We work in a fast moving sector that brings with it a range of complex but rewarding challenges. Remaining focused on the key objectives whilst also motivating teams is a challenge for any leader. How can they maximise their own performance and create a productive environment consistent with the shared values of the wider team?
Motivating staff to remain focused on targets, whilst responding to the shifting patterns and trends in government agenda can create a dichotomy in teams. Continuing to drive improvements in the quality and range of provision, as well as creating efficiency in the funding mechanisms available, can sometimes dilute the focus away from a learner centric ethos.
So how does the mission statement in the majority of organisations translate into action among the teams that deliver this message, especially when the semantics of these messages are often open to interpretation? Creating consistent and clear values requires leadership to build an awareness of these values, as well as providing an environment where the responsibility for these values is owned by the teams that deliver them. Maximising the potential of the individuals within teams can then create an ethos which is consistent and aligned with the values of the provider. It is down to the leadership teams within these providers to shape these attitudes and behaviors in order to make this happen.
How can a college improve if it does not have the capacity to do so?
Providers have come under fire recently with criticism of the way their support and train their leadership and management teams. Empowering leaders to act with confidence and respond to the demands of their working environment requires a much deeper understanding of the individual. The capacity within these teams must be supported at the highest level if it is to improve the ability for this to take place.
Carrot or Stick
The facts still remain, that over a half of all grade three colleges have a limited ‘capacity’ to improve their leadership and management and now ‘require improvement’ under new framework revisions. So what does this mean? Whilst many are keen to maximise the potential of their staff and create a positive and productive working environment, how many can say that they have achieved this? Traditional ‘top down’ leadership should be a thing of the past; the days of a dictatorial approach to influencing staff has a limited impact. Attitudes and behaviors within leadership teams have turned a corner with a growing awareness for EQ. The acknowledgment of these principles; designed around the ability to manage ones’ own emotions before others, has been a influencing factor and a shift in behavior.

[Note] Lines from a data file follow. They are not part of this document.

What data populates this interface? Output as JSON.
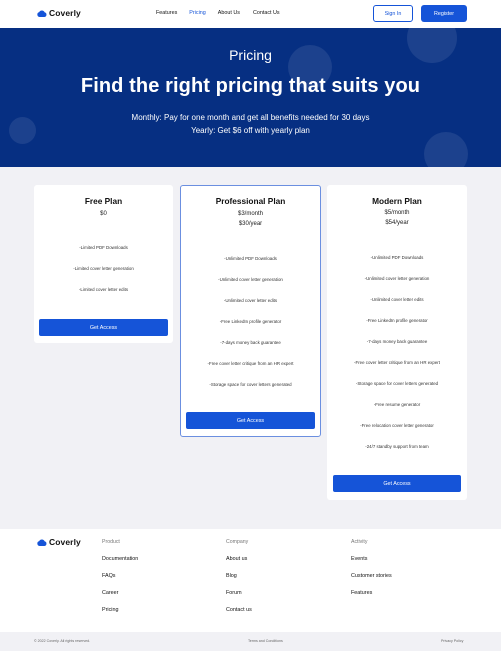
{
  "brand": {
    "name": "Coverly",
    "color": "#1554d8",
    "logo_icon": "cloud-logo-icon"
  },
  "nav": {
    "features": "Features",
    "pricing": "Pricing",
    "about": "About Us",
    "contact": "Contact Us"
  },
  "auth": {
    "signin": "Sign In",
    "register": "Register"
  },
  "hero": {
    "eyebrow": "Pricing",
    "title": "Find the right pricing that suits you",
    "line1": "Monthly: Pay for one month and get all benefits needed for 30 days",
    "line2": "Yearly: Get $6 off with yearly plan",
    "bg_color": "#062f82"
  },
  "plans": [
    {
      "name": "Free Plan",
      "price_monthly": "$0",
      "features": [
        "-Limited PDF Downloads",
        "-Limited cover letter generation",
        "-Limited cover letter edits"
      ],
      "cta": "Get Access"
    },
    {
      "name": "Professional Plan",
      "price_monthly": "$3/month",
      "price_yearly": "$30/year",
      "features": [
        "-Unlimited PDF Downloads",
        "-Unlimited cover letter generation",
        "-Unlimited cover letter edits",
        "-Free LinkedIn profile generator",
        "-7-days money back guarantee",
        "-Free cover letter critique from an HR expert",
        "-Storage space for cover letters generated"
      ],
      "cta": "Get Access"
    },
    {
      "name": "Modern Plan",
      "price_monthly": "$5/month",
      "price_yearly": "$54/year",
      "features": [
        "-Unlimited PDF Downloads",
        "-Unlimited cover letter generation",
        "-Unlimited cover letter edits",
        "-Free LinkedIn profile generator",
        "-7-days money back guarantee",
        "-Free cover letter critique from an HR expert",
        "-Storage space for cover letters generated",
        "-Free resume generator",
        "-Free relocation cover letter generator",
        "-24/7 standby support from team"
      ],
      "cta": "Get Access"
    }
  ],
  "footer": {
    "columns": [
      {
        "heading": "Product",
        "links": [
          "Documentation",
          "FAQs",
          "Career",
          "Pricing"
        ]
      },
      {
        "heading": "Company",
        "links": [
          "About us",
          "Blog",
          "Forum",
          "Contact us"
        ]
      },
      {
        "heading": "Activity",
        "links": [
          "Events",
          "Customer stories",
          "Features"
        ]
      }
    ],
    "copyright": "© 2022 Coverly. All rights reserved.",
    "terms": "Terms and Conditions",
    "privacy": "Privacy Policy"
  }
}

Building an awareness within teams, and creating a greater responsibility of the shared values and goals of the provider creates a powerful impact. By empowering individuals to use these skills and facilitate their own change will achieve further results. Reminding us of some of the benefits of reflective practice, as we have used in our own training, acts as a great catalyst for this change and can become a powerful tool for CPD. Coaching, in all its variations, encapsulates some of the key values of this approach. Whether directed or non-directed, intervention has proven effective when leadership teams have coached their staff to draw out their skills and maximise their potential.
As a far more facilitative approach, this can be used to probe and challenge those leadership teams and coach their potential as well. Leading coach Sir John Whitmore’s GROW model has been used together with other acronyms for years to measure and assess individual achievement. The ‘what’ of the GROW model refers to the most important element of this process; What will change, as well as the ‘will’ of the individual in achieving this. Ownership of it and its success will rely on their determination of the individual to succeed. Facilitating this within teams will create a positive and productive environment and create motivated leaders.

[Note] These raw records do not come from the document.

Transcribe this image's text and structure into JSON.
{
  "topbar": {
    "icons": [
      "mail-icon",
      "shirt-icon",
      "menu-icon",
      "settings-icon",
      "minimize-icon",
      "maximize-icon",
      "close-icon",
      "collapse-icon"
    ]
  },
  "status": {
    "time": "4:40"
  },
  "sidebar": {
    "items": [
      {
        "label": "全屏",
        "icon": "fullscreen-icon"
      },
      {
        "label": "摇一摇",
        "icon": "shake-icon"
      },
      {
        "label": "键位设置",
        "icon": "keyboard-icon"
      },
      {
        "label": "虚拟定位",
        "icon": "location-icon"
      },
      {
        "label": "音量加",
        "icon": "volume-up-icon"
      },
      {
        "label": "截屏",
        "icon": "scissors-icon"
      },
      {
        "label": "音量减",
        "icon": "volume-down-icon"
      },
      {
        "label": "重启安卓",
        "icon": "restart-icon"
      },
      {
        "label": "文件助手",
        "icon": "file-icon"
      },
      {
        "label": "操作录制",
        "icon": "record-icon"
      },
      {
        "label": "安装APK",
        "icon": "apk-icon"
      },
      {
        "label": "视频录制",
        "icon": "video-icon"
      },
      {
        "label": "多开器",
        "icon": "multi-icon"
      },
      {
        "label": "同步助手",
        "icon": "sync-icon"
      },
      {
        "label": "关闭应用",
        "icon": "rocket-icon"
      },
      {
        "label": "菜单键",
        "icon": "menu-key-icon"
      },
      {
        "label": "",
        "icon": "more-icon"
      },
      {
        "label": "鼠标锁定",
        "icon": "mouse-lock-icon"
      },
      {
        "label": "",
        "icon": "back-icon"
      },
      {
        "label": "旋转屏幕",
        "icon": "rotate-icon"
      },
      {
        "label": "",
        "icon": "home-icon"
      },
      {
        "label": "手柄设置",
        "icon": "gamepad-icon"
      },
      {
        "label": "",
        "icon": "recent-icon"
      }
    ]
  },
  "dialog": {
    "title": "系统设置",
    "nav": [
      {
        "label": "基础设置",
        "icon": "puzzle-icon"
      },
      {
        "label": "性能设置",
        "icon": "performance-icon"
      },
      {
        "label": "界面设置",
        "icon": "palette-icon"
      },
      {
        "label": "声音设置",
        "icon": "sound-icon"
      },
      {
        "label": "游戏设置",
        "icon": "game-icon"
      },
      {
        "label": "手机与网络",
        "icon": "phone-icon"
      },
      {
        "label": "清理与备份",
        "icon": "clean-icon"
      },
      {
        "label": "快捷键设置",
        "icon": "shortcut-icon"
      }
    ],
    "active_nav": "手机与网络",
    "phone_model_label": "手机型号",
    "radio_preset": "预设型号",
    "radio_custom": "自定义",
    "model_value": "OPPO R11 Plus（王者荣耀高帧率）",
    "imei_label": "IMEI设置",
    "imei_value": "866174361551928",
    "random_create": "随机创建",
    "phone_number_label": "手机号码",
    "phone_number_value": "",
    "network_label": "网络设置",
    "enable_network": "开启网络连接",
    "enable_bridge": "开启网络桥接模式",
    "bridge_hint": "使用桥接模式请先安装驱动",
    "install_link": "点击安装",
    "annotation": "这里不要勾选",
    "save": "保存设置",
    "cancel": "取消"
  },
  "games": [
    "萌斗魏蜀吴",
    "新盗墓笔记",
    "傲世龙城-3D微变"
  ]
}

The results will contribute to a clear an consistent message that translates throughout leadership teams creating motivated and empowered managers.
Tim Evans is director of Lean4Learning, the education solutions provider that aims to remove waste and create a continuous improvement culture